WORK ITEM: Please write out the data exactly, line by line.

-- MATERIAL PROVIDED follows --

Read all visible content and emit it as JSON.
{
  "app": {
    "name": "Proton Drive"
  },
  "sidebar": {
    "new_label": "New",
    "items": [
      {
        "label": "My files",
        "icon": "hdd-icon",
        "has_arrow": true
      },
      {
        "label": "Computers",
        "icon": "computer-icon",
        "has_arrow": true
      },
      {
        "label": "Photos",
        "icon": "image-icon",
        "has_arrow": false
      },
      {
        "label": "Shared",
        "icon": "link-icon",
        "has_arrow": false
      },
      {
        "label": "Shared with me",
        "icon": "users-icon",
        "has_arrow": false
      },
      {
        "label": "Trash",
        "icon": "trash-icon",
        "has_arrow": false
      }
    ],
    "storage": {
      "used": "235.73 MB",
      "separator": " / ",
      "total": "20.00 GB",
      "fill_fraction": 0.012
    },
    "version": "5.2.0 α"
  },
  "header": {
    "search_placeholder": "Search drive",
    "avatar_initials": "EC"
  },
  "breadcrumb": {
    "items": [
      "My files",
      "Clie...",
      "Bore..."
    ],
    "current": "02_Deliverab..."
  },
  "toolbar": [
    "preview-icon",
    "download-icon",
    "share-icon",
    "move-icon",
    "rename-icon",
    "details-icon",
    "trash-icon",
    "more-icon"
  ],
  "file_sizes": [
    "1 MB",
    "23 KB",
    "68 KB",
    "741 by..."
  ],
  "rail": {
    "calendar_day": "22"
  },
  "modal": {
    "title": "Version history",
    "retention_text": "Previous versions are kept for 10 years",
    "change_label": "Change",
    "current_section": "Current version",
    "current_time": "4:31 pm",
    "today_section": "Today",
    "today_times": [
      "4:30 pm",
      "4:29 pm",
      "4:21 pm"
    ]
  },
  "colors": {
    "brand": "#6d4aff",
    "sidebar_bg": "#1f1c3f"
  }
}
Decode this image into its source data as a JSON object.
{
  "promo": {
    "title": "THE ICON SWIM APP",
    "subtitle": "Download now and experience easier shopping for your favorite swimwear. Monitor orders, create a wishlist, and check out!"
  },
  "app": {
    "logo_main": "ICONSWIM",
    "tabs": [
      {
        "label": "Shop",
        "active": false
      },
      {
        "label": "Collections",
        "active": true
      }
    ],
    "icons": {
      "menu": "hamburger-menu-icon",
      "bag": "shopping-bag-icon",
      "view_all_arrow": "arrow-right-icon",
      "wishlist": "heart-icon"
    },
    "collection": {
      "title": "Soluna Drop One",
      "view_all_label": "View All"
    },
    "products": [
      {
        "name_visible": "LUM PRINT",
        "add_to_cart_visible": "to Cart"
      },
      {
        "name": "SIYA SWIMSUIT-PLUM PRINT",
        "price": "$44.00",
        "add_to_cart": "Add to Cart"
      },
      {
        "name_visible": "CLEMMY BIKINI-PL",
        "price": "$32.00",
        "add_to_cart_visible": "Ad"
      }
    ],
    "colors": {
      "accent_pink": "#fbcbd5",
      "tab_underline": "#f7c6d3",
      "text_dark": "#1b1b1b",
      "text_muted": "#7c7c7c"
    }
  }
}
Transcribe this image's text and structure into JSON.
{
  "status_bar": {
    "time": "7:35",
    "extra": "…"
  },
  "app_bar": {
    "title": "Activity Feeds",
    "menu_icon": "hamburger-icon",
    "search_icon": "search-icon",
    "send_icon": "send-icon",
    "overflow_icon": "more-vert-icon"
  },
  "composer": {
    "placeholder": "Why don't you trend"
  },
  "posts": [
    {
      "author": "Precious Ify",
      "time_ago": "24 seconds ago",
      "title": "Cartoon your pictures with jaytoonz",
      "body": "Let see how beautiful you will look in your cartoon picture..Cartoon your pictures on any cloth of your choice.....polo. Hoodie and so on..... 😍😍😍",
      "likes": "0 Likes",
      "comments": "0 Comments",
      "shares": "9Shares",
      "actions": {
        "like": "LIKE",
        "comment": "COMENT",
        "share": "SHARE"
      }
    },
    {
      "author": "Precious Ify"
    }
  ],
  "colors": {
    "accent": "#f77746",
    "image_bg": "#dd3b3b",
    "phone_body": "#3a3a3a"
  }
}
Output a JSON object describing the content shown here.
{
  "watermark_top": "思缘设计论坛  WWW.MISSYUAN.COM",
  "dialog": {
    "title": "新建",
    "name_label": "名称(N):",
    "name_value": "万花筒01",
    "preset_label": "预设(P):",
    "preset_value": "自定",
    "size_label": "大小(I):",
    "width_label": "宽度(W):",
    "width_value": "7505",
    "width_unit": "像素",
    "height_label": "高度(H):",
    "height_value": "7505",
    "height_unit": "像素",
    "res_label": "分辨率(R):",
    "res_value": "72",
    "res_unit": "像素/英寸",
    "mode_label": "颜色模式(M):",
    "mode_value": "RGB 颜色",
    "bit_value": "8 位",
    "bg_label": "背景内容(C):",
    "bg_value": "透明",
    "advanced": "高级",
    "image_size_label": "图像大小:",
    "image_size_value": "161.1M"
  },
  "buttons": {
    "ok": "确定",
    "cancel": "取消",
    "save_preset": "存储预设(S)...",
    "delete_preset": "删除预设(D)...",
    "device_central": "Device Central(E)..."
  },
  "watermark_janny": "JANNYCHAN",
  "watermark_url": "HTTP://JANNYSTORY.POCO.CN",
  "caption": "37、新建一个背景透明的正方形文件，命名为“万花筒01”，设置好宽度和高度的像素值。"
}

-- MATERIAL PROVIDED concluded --

WRITTEN ANSWER:
Read all visible content and emit it as JSON.
{
  "app": {
    "name": "Proton Drive"
  },
  "sidebar": {
    "new_label": "New",
    "items": [
      {
        "label": "My files",
        "icon": "hdd-icon",
        "has_arrow": true
      },
      {
        "label": "Computers",
        "icon": "computer-icon",
        "has_arrow": true
      },
      {
        "label": "Photos",
        "icon": "image-icon",
        "has_arrow": false
      },
      {
        "label": "Shared",
        "icon": "link-icon",
        "has_arrow": false
      },
      {
        "label": "Shared with me",
        "icon": "users-icon",
        "has_arrow": false
      },
      {
        "label": "Trash",
        "icon": "trash-icon",
        "has_arrow": false
      }
    ],
    "storage": {
      "used": "235.73 MB",
      "separator": " / ",
      "total": "20.00 GB",
      "fill_fraction": 0.012
    },
    "version": "5.2.0 α"
  },
  "header": {
    "search_placeholder": "Search drive",
    "avatar_initials": "EC"
  },
  "breadcrumb": {
    "items": [
      "My files",
      "Clie...",
      "Bore..."
    ],
    "current": "02_Deliverab..."
  },
  "toolbar": [
    "preview-icon",
    "download-icon",
    "share-icon",
    "move-icon",
    "rename-icon",
    "details-icon",
    "trash-icon",
    "more-icon"
  ],
  "file_sizes": [
    "1 MB",
    "23 KB",
    "68 KB",
    "741 by..."
  ],
  "rail": {
    "calendar_day": "22"
  },
  "modal": {
    "title": "Version history",
    "retention_text": "Previous versions are kept for 10 years",
    "change_label": "Change",
    "current_section": "Current version",
    "current_time": "4:31 pm",
    "today_section": "Today",
    "today_times": [
      "4:30 pm",
      "4:29 pm",
      "4:21 pm"
    ]
  },
  "colors": {
    "brand": "#6d4aff",
    "sidebar_bg": "#1f1c3f"
  }
}
Decode this image into its source data as a JSON object.
{
  "promo": {
    "title": "THE ICON SWIM APP",
    "subtitle": "Download now and experience easier shopping for your favorite swimwear. Monitor orders, create a wishlist, and check out!"
  },
  "app": {
    "logo_main": "ICONSWIM",
    "tabs": [
      {
        "label": "Shop",
        "active": false
      },
      {
        "label": "Collections",
        "active": true
      }
    ],
    "icons": {
      "menu": "hamburger-menu-icon",
      "bag": "shopping-bag-icon",
      "view_all_arrow": "arrow-right-icon",
      "wishlist": "heart-icon"
    },
    "collection": {
      "title": "Soluna Drop One",
      "view_all_label": "View All"
    },
    "products": [
      {
        "name_visible": "LUM PRINT",
        "add_to_cart_visible": "to Cart"
      },
      {
        "name": "SIYA SWIMSUIT-PLUM PRINT",
        "price": "$44.00",
        "add_to_cart": "Add to Cart"
      },
      {
        "name_visible": "CLEMMY BIKINI-PL",
        "price": "$32.00",
        "add_to_cart_visible": "Ad"
      }
    ],
    "colors": {
      "accent_pink": "#fbcbd5",
      "tab_underline": "#f7c6d3",
      "text_dark": "#1b1b1b",
      "text_muted": "#7c7c7c"
    }
  }
}
Transcribe this image's text and structure into JSON.
{
  "status_bar": {
    "time": "7:35",
    "extra": "…"
  },
  "app_bar": {
    "title": "Activity Feeds",
    "menu_icon": "hamburger-icon",
    "search_icon": "search-icon",
    "send_icon": "send-icon",
    "overflow_icon": "more-vert-icon"
  },
  "composer": {
    "placeholder": "Why don't you trend"
  },
  "posts": [
    {
      "author": "Precious Ify",
      "time_ago": "24 seconds ago",
      "title": "Cartoon your pictures with jaytoonz",
      "body": "Let see how beautiful you will look in your cartoon picture..Cartoon your pictures on any cloth of your choice.....polo. Hoodie and so on..... 😍😍😍",
      "likes": "0 Likes",
      "comments": "0 Comments",
      "shares": "9Shares",
      "actions": {
        "like": "LIKE",
        "comment": "COMENT",
        "share": "SHARE"
      }
    },
    {
      "author": "Precious Ify"
    }
  ],
  "colors": {
    "accent": "#f77746",
    "image_bg": "#dd3b3b",
    "phone_body": "#3a3a3a"
  }
}
Output a JSON object describing the content shown here.
{
  "watermark_top": "思缘设计论坛  WWW.MISSYUAN.COM",
  "dialog": {
    "title": "新建",
    "name_label": "名称(N):",
    "name_value": "万花筒01",
    "preset_label": "预设(P):",
    "preset_value": "自定",
    "size_label": "大小(I):",
    "width_label": "宽度(W):",
    "width_value": "7505",
    "width_unit": "像素",
    "height_label": "高度(H):",
    "height_value": "7505",
    "height_unit": "像素",
    "res_label": "分辨率(R):",
    "res_value": "72",
    "res_unit": "像素/英寸",
    "mode_label": "颜色模式(M):",
    "mode_value": "RGB 颜色",
    "bit_value": "8 位",
    "bg_label": "背景内容(C):",
    "bg_value": "透明",
    "advanced": "高级",
    "image_size_label": "图像大小:",
    "image_size_value": "161.1M"
  },
  "buttons": {
    "ok": "确定",
    "cancel": "取消",
    "save_preset": "存储预设(S)...",
    "delete_preset": "删除预设(D)...",
    "device_central": "Device Central(E)..."
  },
  "watermark_janny": "JANNYCHAN",
  "watermark_url": "HTTP://JANNYSTORY.POCO.CN",
  "caption": "37、新建一个背景透明的正方形文件，命名为“万花筒01”，设置好宽度和高度的像素值。"
}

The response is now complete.